“… the beautiful Lyubov Petrova delivered stunning musical cartwheels in both acts. As a less-bawdy-than-usual Zerbinetta, she managed both the fun and the genial philosophizing with operatic zest…”

THE URBAN MAN – Marc Porter Zasada

“…Ms. Petrova everywhere proved worthy of the title role [Lakmé] on Friday, negotiating even the hair-raising acrobatics of the famous Bell Song with free and open tone…”

THE NEW YORK TIMES – James R. Oestreich

“…As Lakmé, she provided the complete package: beauty, bearing, understatedemotion, clear and elegant coloratura that never got in the way of aheartfelt portrayal. Her Lakmé was as innocent as her Despina wascunning, and the look she gave Gérald as he returned to see her diemingled surprise, resignation and bliss…”

OPERA NEWS – Lawrence Toppman

“…No doubt about it, the opening night performance of Lakme was a personal triumph for Russian soprano Lyubov Petrova in the titlerole. Every woodland call from the Brahmin princess gurgled like a purestream. Every pianissimo glistened and floated like pure silk…”


“…a sparkling Glyndebourne performance of Prokofiev’s Betrothal in a Monastery, with the ravishing Lyubov Petrova as its star… Vocal honorsamong the cast go to Lyubov Petrova, who has just the right weightsoprano and girlishly sweet timbre for Louisa. She hits every note dead-on, even during those tricky Prokofiev interval jumps during recitatives; her solid rhythmic sense means thatlittle touches such as the “Tak tak tak” and “da da da” triplets in theAct III scene at Mendoza’s house sound as precisely articulated as atongued note by a flutist. Petrova gets to sing one of themost ravishing love duets ever written, “Moya mechta” (My dream) , andit is sung beautifully indeed; the melody’s opening upward octave leapperfectly captures the sky-high romantic expectations of a teenagegirl…”

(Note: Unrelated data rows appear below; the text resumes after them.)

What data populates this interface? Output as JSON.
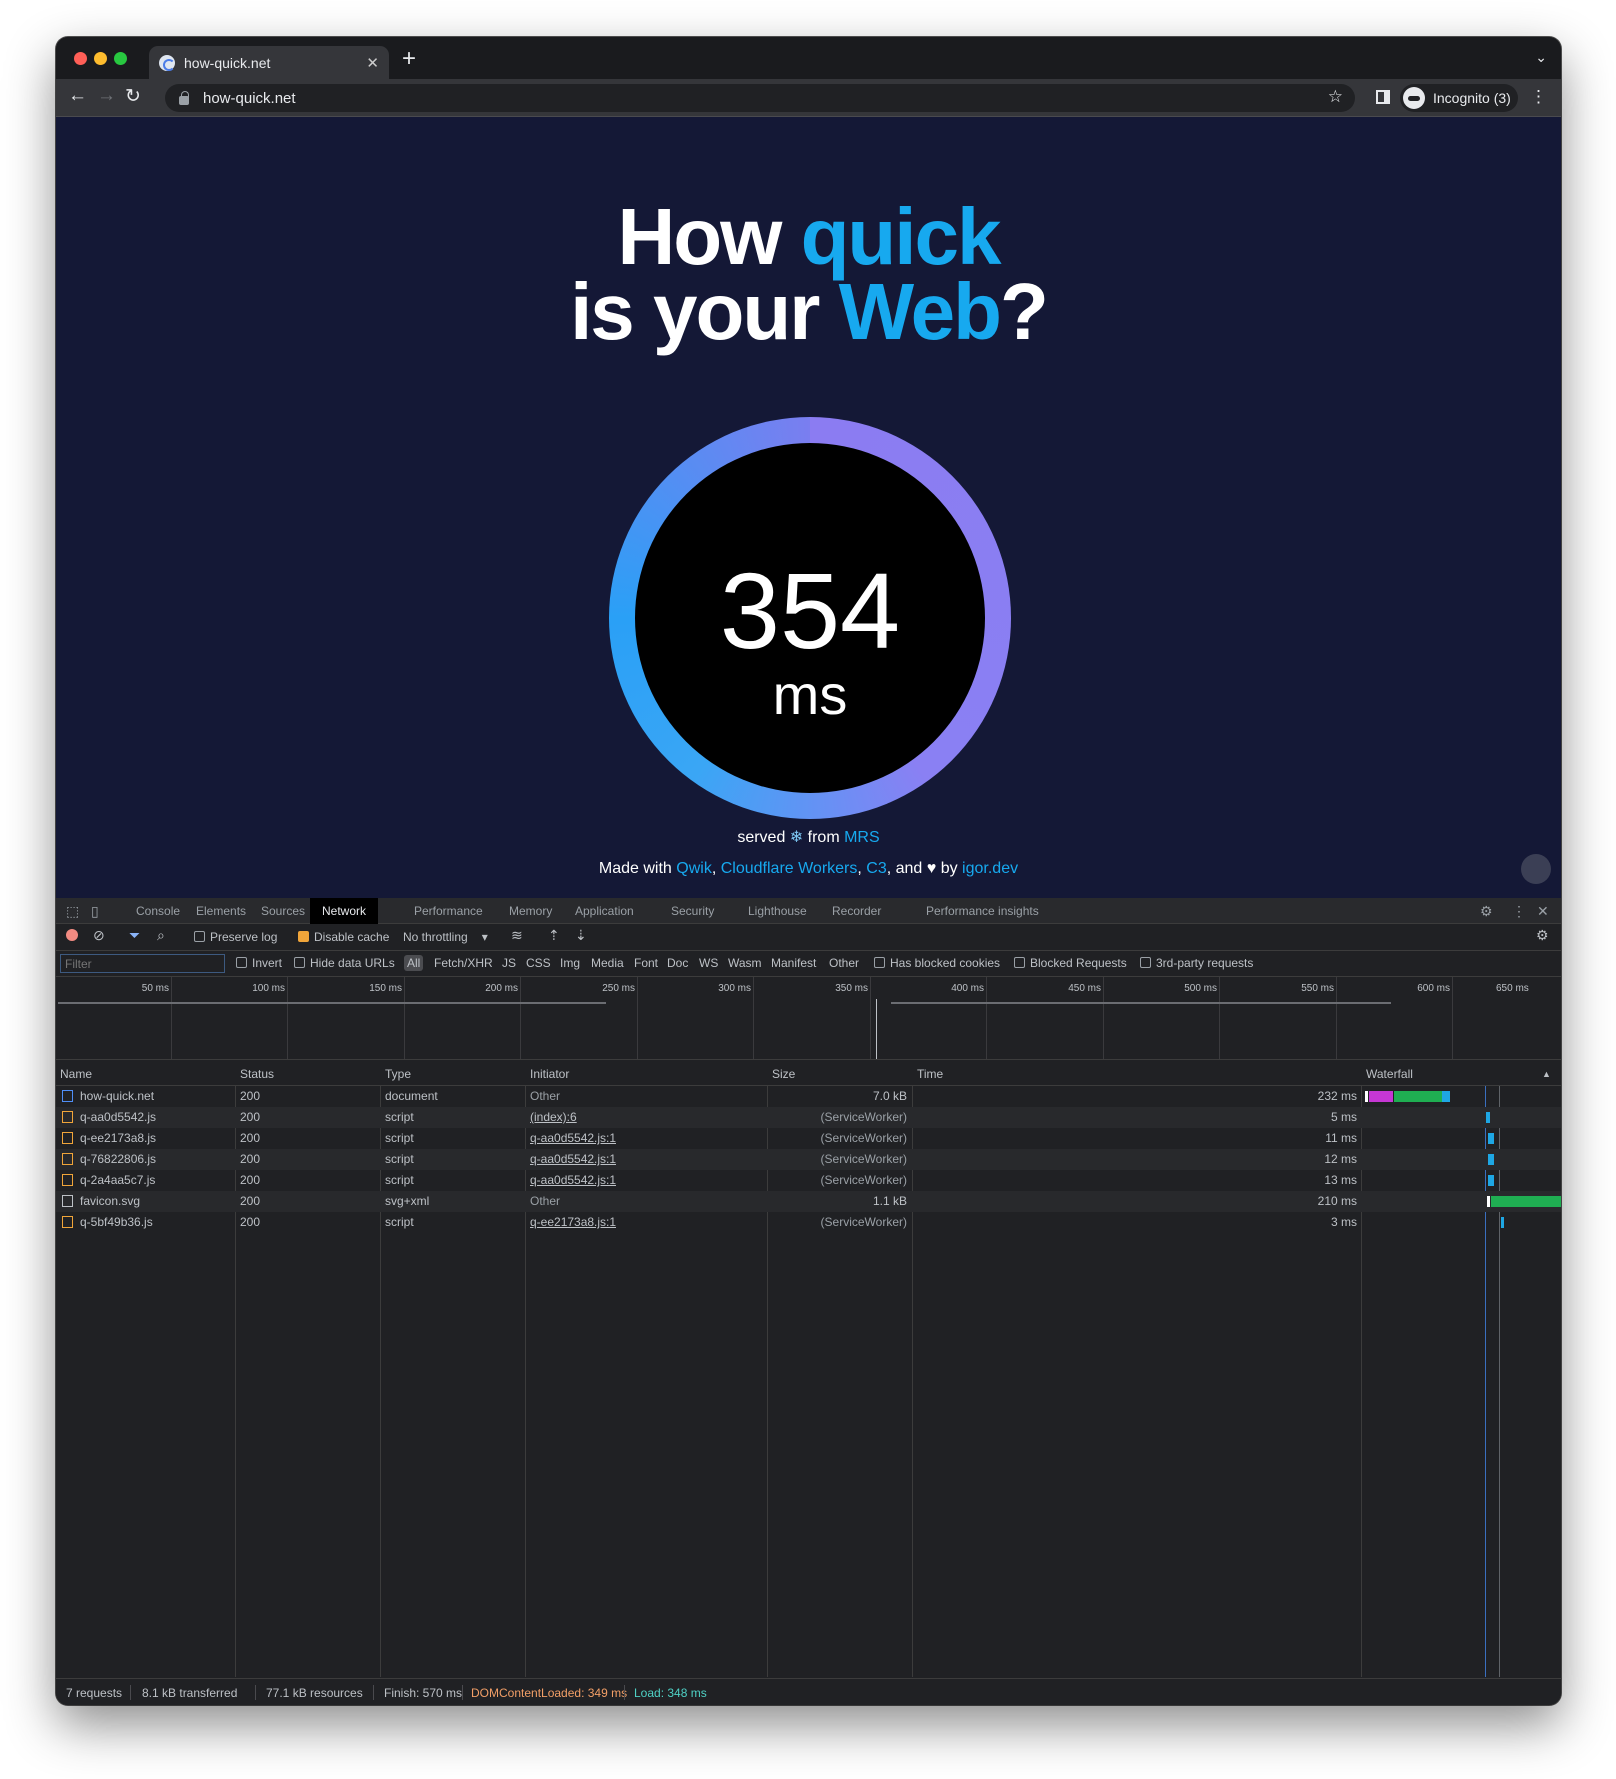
{
  "browser": {
    "tab_title": "how-quick.net",
    "url": "how-quick.net",
    "profile_label": "Incognito (3)"
  },
  "page": {
    "heading_line1_a": "How ",
    "heading_line1_b": "quick",
    "heading_line2_a": "is your ",
    "heading_line2_b": "Web",
    "heading_line2_c": "?",
    "metric_value": "354",
    "metric_unit": "ms",
    "served_prefix": "served ",
    "served_mid": " from ",
    "served_location": "MRS",
    "made_prefix": "Made with ",
    "made_link1": "Qwik",
    "made_sep1": ", ",
    "made_link2": "Cloudflare Workers",
    "made_sep2": ", ",
    "made_link3": "C3",
    "made_sep3": ", and ",
    "made_by": " by ",
    "made_link4": "igor.dev",
    "colors": {
      "bg": "#141836",
      "accent": "#17a9ef",
      "ring_start": "#8b7cf2",
      "ring_end": "#2aa0f6"
    }
  },
  "devtools": {
    "tabs": [
      "Console",
      "Elements",
      "Sources",
      "Network",
      "Performance",
      "Memory",
      "Application",
      "Security",
      "Lighthouse",
      "Recorder",
      "Performance insights"
    ],
    "active_tab": "Network",
    "toolbar": {
      "preserve_log": "Preserve log",
      "disable_cache": "Disable cache",
      "throttling": "No throttling"
    },
    "filter": {
      "placeholder": "Filter",
      "invert": "Invert",
      "hide_data_urls": "Hide data URLs",
      "types": [
        "All",
        "Fetch/XHR",
        "JS",
        "CSS",
        "Img",
        "Media",
        "Font",
        "Doc",
        "WS",
        "Wasm",
        "Manifest",
        "Other"
      ],
      "has_blocked_cookies": "Has blocked cookies",
      "blocked_requests": "Blocked Requests",
      "third_party": "3rd-party requests"
    },
    "overview_ticks": [
      "50 ms",
      "100 ms",
      "150 ms",
      "200 ms",
      "250 ms",
      "300 ms",
      "350 ms",
      "400 ms",
      "450 ms",
      "500 ms",
      "550 ms",
      "600 ms",
      "650 ms"
    ],
    "columns": {
      "name": "Name",
      "status": "Status",
      "type": "Type",
      "initiator": "Initiator",
      "size": "Size",
      "time": "Time",
      "waterfall": "Waterfall"
    },
    "rows": [
      {
        "name": "how-quick.net",
        "status": "200",
        "type": "document",
        "initiator": "Other",
        "size": "7.0 kB",
        "time": "232 ms",
        "kind": "doc"
      },
      {
        "name": "q-aa0d5542.js",
        "status": "200",
        "type": "script",
        "initiator": "(index):6",
        "size": "(ServiceWorker)",
        "time": "5 ms",
        "kind": "js"
      },
      {
        "name": "q-ee2173a8.js",
        "status": "200",
        "type": "script",
        "initiator": "q-aa0d5542.js:1",
        "size": "(ServiceWorker)",
        "time": "11 ms",
        "kind": "js"
      },
      {
        "name": "q-76822806.js",
        "status": "200",
        "type": "script",
        "initiator": "q-aa0d5542.js:1",
        "size": "(ServiceWorker)",
        "time": "12 ms",
        "kind": "js"
      },
      {
        "name": "q-2a4aa5c7.js",
        "status": "200",
        "type": "script",
        "initiator": "q-aa0d5542.js:1",
        "size": "(ServiceWorker)",
        "time": "13 ms",
        "kind": "js"
      },
      {
        "name": "favicon.svg",
        "status": "200",
        "type": "svg+xml",
        "initiator": "Other",
        "size": "1.1 kB",
        "time": "210 ms",
        "kind": "svg"
      },
      {
        "name": "q-5bf49b36.js",
        "status": "200",
        "type": "script",
        "initiator": "q-ee2173a8.js:1",
        "size": "(ServiceWorker)",
        "time": "3 ms",
        "kind": "js"
      }
    ],
    "summary": {
      "requests": "7 requests",
      "transferred": "8.1 kB transferred",
      "resources": "77.1 kB resources",
      "finish": "Finish: 570 ms",
      "dom_content_loaded": "DOMContentLoaded: 349 ms",
      "load": "Load: 348 ms"
    }
  }
}
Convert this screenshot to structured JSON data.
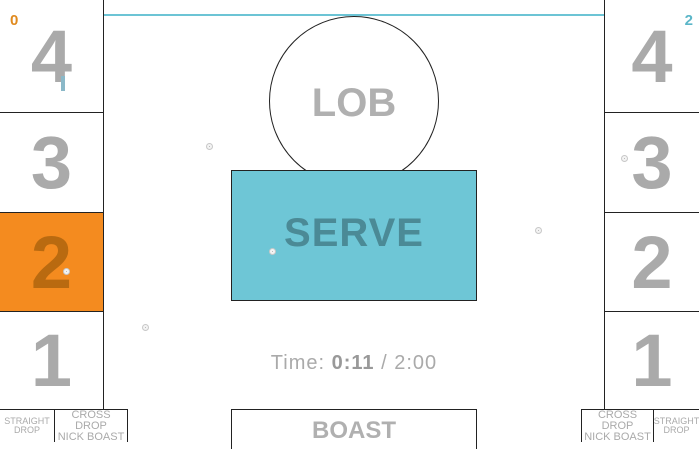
{
  "scores": {
    "left": "0",
    "right": "2"
  },
  "zones": {
    "left": [
      "4",
      "3",
      "2",
      "1"
    ],
    "right": [
      "4",
      "3",
      "2",
      "1"
    ],
    "active_left_index": 2,
    "active_color": "#f48b1f"
  },
  "shots": {
    "left_straight": [
      "STRAIGHT",
      "DROP"
    ],
    "left_cross": [
      "CROSS DROP",
      "NICK BOAST"
    ],
    "right_cross": [
      "CROSS DROP",
      "NICK BOAST"
    ],
    "right_straight": [
      "STRAIGHT",
      "DROP"
    ]
  },
  "center": {
    "lob": "LOB",
    "serve": "SERVE",
    "boast": "BOAST",
    "serve_color": "#6ec6d6"
  },
  "timer": {
    "label": "Time:",
    "elapsed": "0:11",
    "separator": "/",
    "total": "2:00"
  }
}
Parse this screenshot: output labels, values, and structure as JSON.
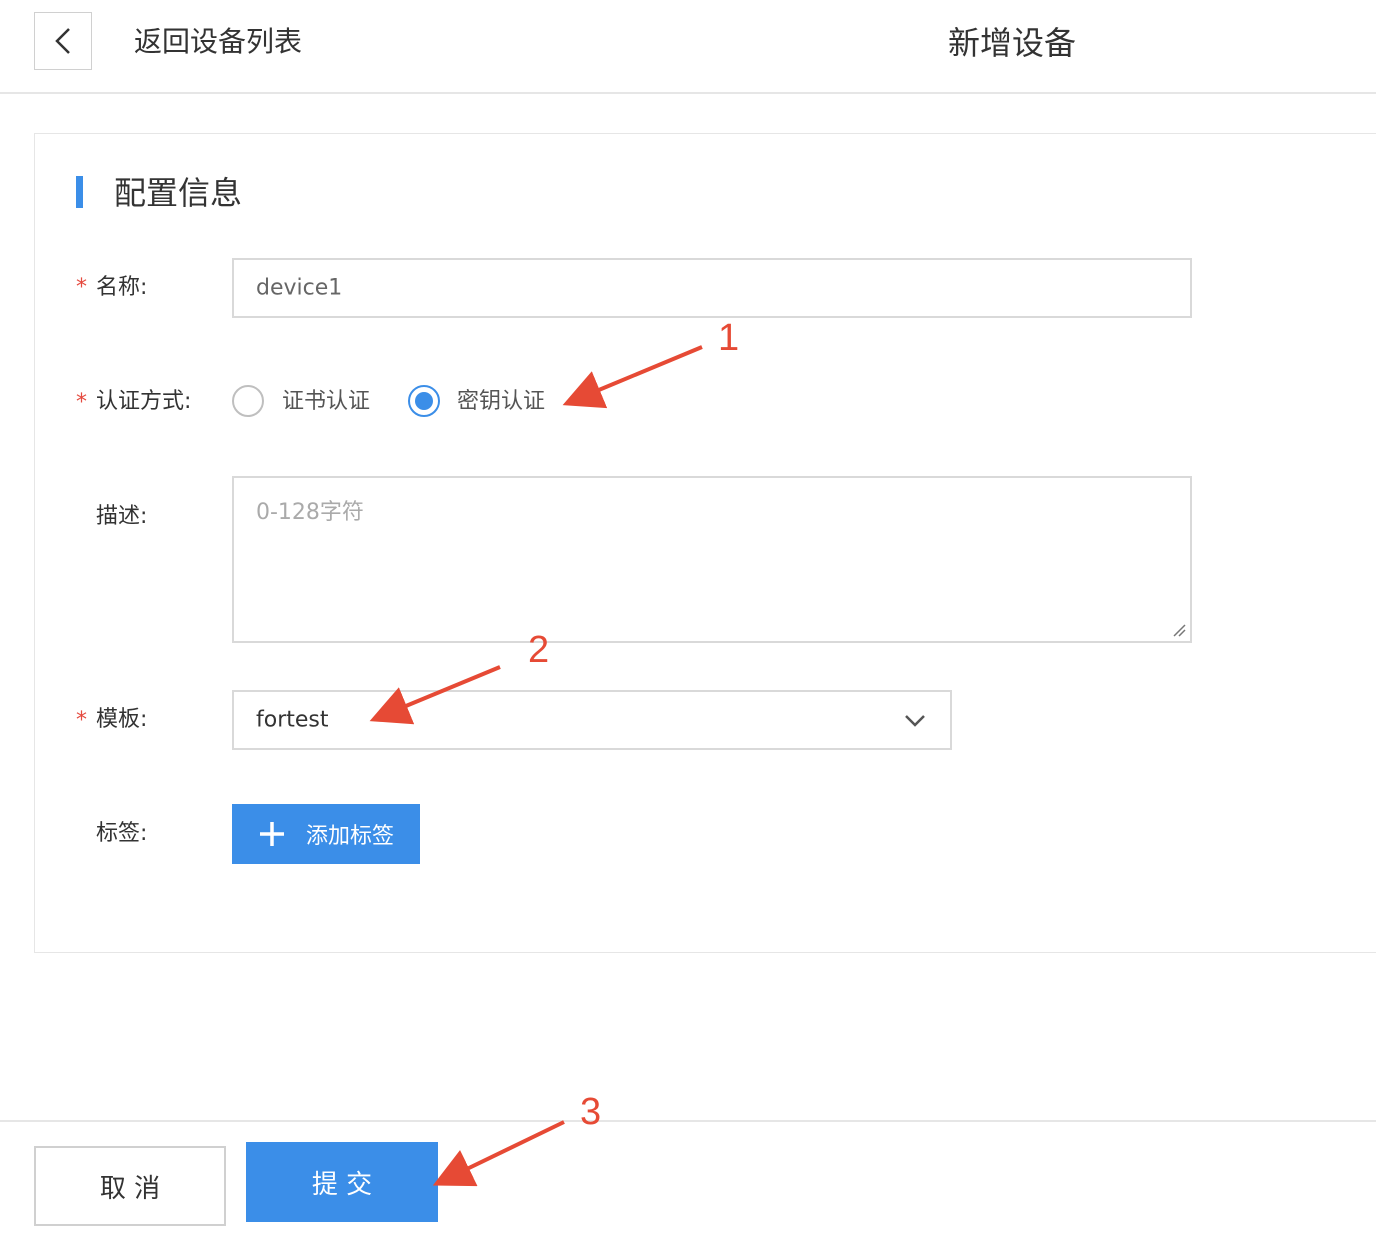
{
  "header": {
    "back_label": "返回设备列表",
    "title": "新增设备"
  },
  "section": {
    "title": "配置信息"
  },
  "form": {
    "required_mark": "*",
    "name": {
      "label": "名称:",
      "value": "device1"
    },
    "auth": {
      "label": "认证方式:",
      "options": [
        {
          "label": "证书认证",
          "selected": false
        },
        {
          "label": "密钥认证",
          "selected": true
        }
      ]
    },
    "description": {
      "label": "描述:",
      "placeholder": "0-128字符"
    },
    "template": {
      "label": "模板:",
      "value": "fortest"
    },
    "tags": {
      "label": "标签:",
      "add_button": "添加标签"
    }
  },
  "footer": {
    "cancel_label": "取 消",
    "submit_label": "提 交"
  },
  "annotations": [
    "1",
    "2",
    "3"
  ],
  "colors": {
    "primary": "#3b8ee8",
    "required": "#e54a3f",
    "annotation": "#e64a35"
  }
}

OPERA NEWS – Jennifer Melick

“…Vocally, the performance of the night came from Lyubov Petrova’s sparkling Adele…”


“…The vocal star is easily the Adele of Lyubov Petrova…”

THE SPECTATOR – Michael Tanner

“…Petrova,who was so impressive last season in her debut as Zerbinetta in “Ariadne auf Naxos”, seized the opportunities in presenting Juliet to reveal other dimensions of her artistic range. The soprano’s agilityserved the sensuality in Gounod’s opera, while her warmth andcoloristic range were enthralling. Juliet was a triumphant role debutfor Petrova...”